08 September 2011 #Employment
Two cases have been reported concerning staff sleeping on the job and their rights to receive the NMW for this time. In both cases, the EAT highlighted the danger of confusing ‘work` for minimum wage purposes with ‘working time` under the Working Time Regulations 1998, as the tribunal in both cases appears to have done.
1. Sleeping pub manager
The EAT has held in Wray v JW Lees & Co that time spent by a pub manager sleeping on the employer`s premises overnight, should not be taken into account for the purposes of his National Minimum Wage claim.
Mr Wray was not working during this time (he was sleeping) and would not be required to do any work overnight. This could therefore be distinguished from cases involving night watchmen or overnight carers in a residential home, who would have responsibilities throughout the night.
2. Casual driver`s overnight stays
In Baxter v Titan Aviation Ltd the EAT has held that lay-over time, which required a worker to stay overnight at a given location ready for work the next day, did not constitute ‘work` under the NMW Regulations.
The EAT found that Mr Baxter was not working during his lay-over periods. He was not at his place of work, was performing no tasks and had no responsibilities. As in the case above, this could be distinguished from night watchman. The only reason for Mr Baxter`s lay-overs was that he could get to work in the morning. Whilst this could be compared to "travelling time" under the NMW Regs, this could still not be treated as time during which Mr Baxter was working under the provisions in question.
Likewise, where workers are supplied with ‘suitable facilities for sleeping` they are treated as working only when awake for the purpose of working.

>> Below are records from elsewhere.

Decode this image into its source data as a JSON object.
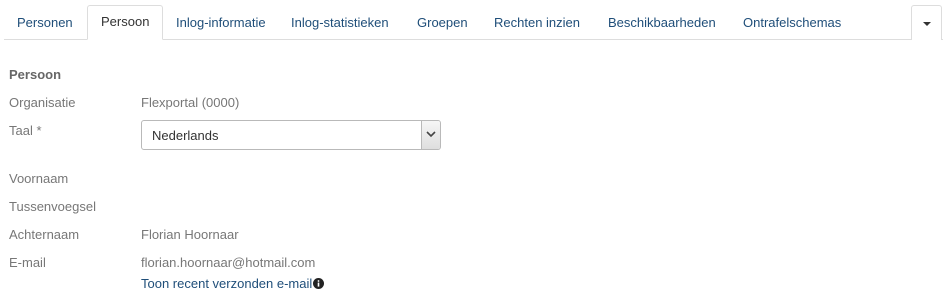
{
  "tabs": [
    {
      "label": "Personen",
      "active": false
    },
    {
      "label": "Persoon",
      "active": true
    },
    {
      "label": "Inlog-informatie",
      "active": false
    },
    {
      "label": "Inlog-statistieken",
      "active": false
    },
    {
      "label": "Groepen",
      "active": false
    },
    {
      "label": "Rechten inzien",
      "active": false
    },
    {
      "label": "Beschikbaarheden",
      "active": false
    },
    {
      "label": "Ontrafelschemas",
      "active": false
    }
  ],
  "section": {
    "title": "Persoon"
  },
  "fields": {
    "organisatie": {
      "label": "Organisatie",
      "value": "Flexportal (0000)"
    },
    "taal": {
      "label": "Taal *",
      "value": "Nederlands"
    },
    "voornaam": {
      "label": "Voornaam",
      "value": ""
    },
    "tussenvoegsel": {
      "label": "Tussenvoegsel",
      "value": ""
    },
    "achternaam": {
      "label": "Achternaam",
      "value": "Florian Hoornaar"
    },
    "email": {
      "label": "E-mail",
      "value": "florian.hoornaar@hotmail.com"
    }
  },
  "links": {
    "recent_email": "Toon recent verzonden e-mail"
  },
  "icons": {
    "tab_menu": "caret-down-icon",
    "select_arrow": "chevron-down-icon",
    "info": "info-circle-icon"
  },
  "colors": {
    "link": "#1f4e79",
    "label": "#777777",
    "border": "#dddddd"
  }
}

It would be up to Mr Baxter how much of any lay-over period he spent asleep. However, it he was awake for any of this time it would not be ‘for the purpose of working`.